If we have a better soccer culture — one of the goals of everything from soccer field-building to promotion/relegation — does anyone doubt we’ll end up with better players?
U.S. Soccer can’t simply flip a switch and repeal the birth-year mandate. They’ve asked thousands of teams to reconfigure once already. No point in making them do it again.
Here’s what USSF can do:
Make a distinction between elite leagues and everything else, and let the elite leagues stay on birth-year groups.
The Development Academy and ECNL will be “elite.” Leagues that feed into U.S. Youth Soccer national championships — most likely just the top divisions — will be “elite.” (Leagues that feed into U.S. Club Soccer national … look, U.S. Club Soccer shouldn’t be running “national championships” aside from ECNL in the first place, but that’s another rant.)
These leagues start at U12 (probably should be U14, but that’s also another rant) and attract players who have advanced well past the introductory phase of the game. They have to get through intense tryouts to make it this far, and playing with friends isn’t the priority here.

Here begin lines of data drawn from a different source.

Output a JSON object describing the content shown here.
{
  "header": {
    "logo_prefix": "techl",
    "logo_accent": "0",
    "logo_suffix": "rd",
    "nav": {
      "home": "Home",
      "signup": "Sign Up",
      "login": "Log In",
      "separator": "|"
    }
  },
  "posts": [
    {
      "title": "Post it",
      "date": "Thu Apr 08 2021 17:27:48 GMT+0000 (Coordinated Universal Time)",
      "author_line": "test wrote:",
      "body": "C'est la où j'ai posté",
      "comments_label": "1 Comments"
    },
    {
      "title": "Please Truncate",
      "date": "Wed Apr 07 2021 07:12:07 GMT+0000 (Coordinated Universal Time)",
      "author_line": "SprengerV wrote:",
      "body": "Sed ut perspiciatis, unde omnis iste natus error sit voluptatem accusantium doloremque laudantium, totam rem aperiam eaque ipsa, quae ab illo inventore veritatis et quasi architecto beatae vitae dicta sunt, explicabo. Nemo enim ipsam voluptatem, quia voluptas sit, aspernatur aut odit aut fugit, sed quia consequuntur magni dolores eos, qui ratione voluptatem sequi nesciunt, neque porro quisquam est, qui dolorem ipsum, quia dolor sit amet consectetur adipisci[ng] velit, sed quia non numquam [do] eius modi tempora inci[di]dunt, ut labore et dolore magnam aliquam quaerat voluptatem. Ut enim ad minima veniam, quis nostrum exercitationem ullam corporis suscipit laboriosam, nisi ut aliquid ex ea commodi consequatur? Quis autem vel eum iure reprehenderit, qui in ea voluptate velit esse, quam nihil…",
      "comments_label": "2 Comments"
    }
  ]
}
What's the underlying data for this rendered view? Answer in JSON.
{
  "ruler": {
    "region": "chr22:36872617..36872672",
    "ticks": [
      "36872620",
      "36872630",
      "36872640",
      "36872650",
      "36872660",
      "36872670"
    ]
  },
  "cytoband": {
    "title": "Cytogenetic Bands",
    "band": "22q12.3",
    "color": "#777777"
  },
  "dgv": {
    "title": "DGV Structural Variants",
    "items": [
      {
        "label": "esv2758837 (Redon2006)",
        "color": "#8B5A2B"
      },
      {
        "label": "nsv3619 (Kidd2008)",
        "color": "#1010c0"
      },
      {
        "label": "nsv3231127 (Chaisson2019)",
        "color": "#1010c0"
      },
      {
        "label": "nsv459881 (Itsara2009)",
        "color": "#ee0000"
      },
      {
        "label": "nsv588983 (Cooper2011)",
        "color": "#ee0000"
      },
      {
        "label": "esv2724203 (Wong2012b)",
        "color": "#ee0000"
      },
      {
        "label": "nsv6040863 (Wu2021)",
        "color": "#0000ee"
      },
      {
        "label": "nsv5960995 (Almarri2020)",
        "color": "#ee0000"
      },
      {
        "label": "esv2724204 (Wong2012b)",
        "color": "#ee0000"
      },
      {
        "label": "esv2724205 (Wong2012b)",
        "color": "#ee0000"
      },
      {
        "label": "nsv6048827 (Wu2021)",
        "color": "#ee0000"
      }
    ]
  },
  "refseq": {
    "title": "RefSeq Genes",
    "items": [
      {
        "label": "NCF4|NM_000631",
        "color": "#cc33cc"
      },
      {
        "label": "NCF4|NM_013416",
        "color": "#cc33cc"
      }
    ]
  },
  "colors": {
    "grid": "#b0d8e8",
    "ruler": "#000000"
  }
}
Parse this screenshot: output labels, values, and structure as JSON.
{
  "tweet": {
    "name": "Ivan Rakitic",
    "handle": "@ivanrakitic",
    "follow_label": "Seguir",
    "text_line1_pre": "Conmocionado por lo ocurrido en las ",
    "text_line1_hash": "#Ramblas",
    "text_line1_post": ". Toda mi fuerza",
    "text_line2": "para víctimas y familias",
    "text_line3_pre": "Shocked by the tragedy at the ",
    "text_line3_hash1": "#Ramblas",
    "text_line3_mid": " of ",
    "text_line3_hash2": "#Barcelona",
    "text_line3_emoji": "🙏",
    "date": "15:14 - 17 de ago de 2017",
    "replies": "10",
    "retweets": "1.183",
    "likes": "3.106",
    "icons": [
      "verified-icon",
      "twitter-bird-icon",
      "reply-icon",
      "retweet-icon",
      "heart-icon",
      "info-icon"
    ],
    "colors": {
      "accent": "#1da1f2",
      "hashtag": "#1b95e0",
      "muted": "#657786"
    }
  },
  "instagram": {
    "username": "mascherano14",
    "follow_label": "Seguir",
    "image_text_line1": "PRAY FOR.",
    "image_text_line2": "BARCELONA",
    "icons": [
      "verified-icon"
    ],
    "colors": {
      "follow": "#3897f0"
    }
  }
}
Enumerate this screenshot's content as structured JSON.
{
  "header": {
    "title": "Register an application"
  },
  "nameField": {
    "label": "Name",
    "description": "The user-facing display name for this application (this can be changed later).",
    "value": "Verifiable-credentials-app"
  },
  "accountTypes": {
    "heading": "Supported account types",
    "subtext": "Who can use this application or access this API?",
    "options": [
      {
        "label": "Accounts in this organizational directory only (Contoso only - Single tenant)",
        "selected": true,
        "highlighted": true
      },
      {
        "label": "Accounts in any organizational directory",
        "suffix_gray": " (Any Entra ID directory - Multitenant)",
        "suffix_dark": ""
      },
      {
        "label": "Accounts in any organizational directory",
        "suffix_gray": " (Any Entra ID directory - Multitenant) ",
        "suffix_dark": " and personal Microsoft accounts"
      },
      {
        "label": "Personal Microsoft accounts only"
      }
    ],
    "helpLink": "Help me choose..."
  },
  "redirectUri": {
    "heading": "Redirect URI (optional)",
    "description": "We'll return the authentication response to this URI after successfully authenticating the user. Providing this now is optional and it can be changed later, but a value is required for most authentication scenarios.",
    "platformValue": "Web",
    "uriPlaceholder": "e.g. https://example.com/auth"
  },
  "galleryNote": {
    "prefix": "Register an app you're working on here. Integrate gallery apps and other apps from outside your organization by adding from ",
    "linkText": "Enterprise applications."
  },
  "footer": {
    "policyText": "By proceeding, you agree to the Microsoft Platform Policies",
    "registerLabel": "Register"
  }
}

Other travel leagues and recreational leagues can start phasing out the birth-year groups at will.
This process won’t really take that long. The reason we’re not making an immediate transition is because we don’t want to break up teams — again. But under the birth-year groups, you have to break up teams when they hit high school or college anyway. A team might have half its players taking a season off to play high school soccer, and then you have to reconfigure anyway.
So maybe next fall, if we’re talking about a league that starts travel at U9, have birth-year groups at U16 and U17. (U19 is often combined U18-U19 anyway — frankly, there’s no reason to have U18 at all.) Let U15 go back to school-year (or Aug. 1 or whatever makes sense). Have birth-year at lower age groups where you’re trying to keep teams together.
Clarify, once and for all, that recreational leagues never had to be on birth-year in the first place.
Again, a few of them weren’t. AYSO should’ve simply said they’re not going to do it. They can go back to school-year or other age groups immediately — they bust up teams every season already. (Which they shouldn’t, but that, too, is another rant. Actually, I recently ranted about this and some of the other “another rants” above.)
So if you run a rec league for middle schoolers, great. Kindergartners? Great. High schoolers? Great. (Tons of players don’t make their high school teams, so a rec league can keep them involved.)
One question some of you surely have by now: Why do we care so much about “teams”? Aren’t we all club-centric by now? Shouldn’t we want kids to move up and down between teams?
A lot of clubs say they’re club-centric and will move players from B-team to A-team from week to week. How many actually do it?
And that’s OK — to an extent. Ideally, a club would have the following in each age group:
- An A-team in an elite league with a fluid roster, calling players up from lower teams as needed.
- Several teams in other leagues and lower divisions. (As argued in the last rant, the pyramid should ultimately reach down to rec teams as well.)
- A no-commitment free-play option. And maybe some of these players can fill in on the other teams.
If a player moves on to a DA, ECNL or other elite team permanently, so be it. We certainly don’t want to slam that door. Everyone else should be allowed to play with friends at convenient practice fields — as they will when they play college intramurals and adult amateur soccer.
And then we’ll build that soccer culture, which is quite clearly about something more than forcing kids into a soccer-development machine at age 4.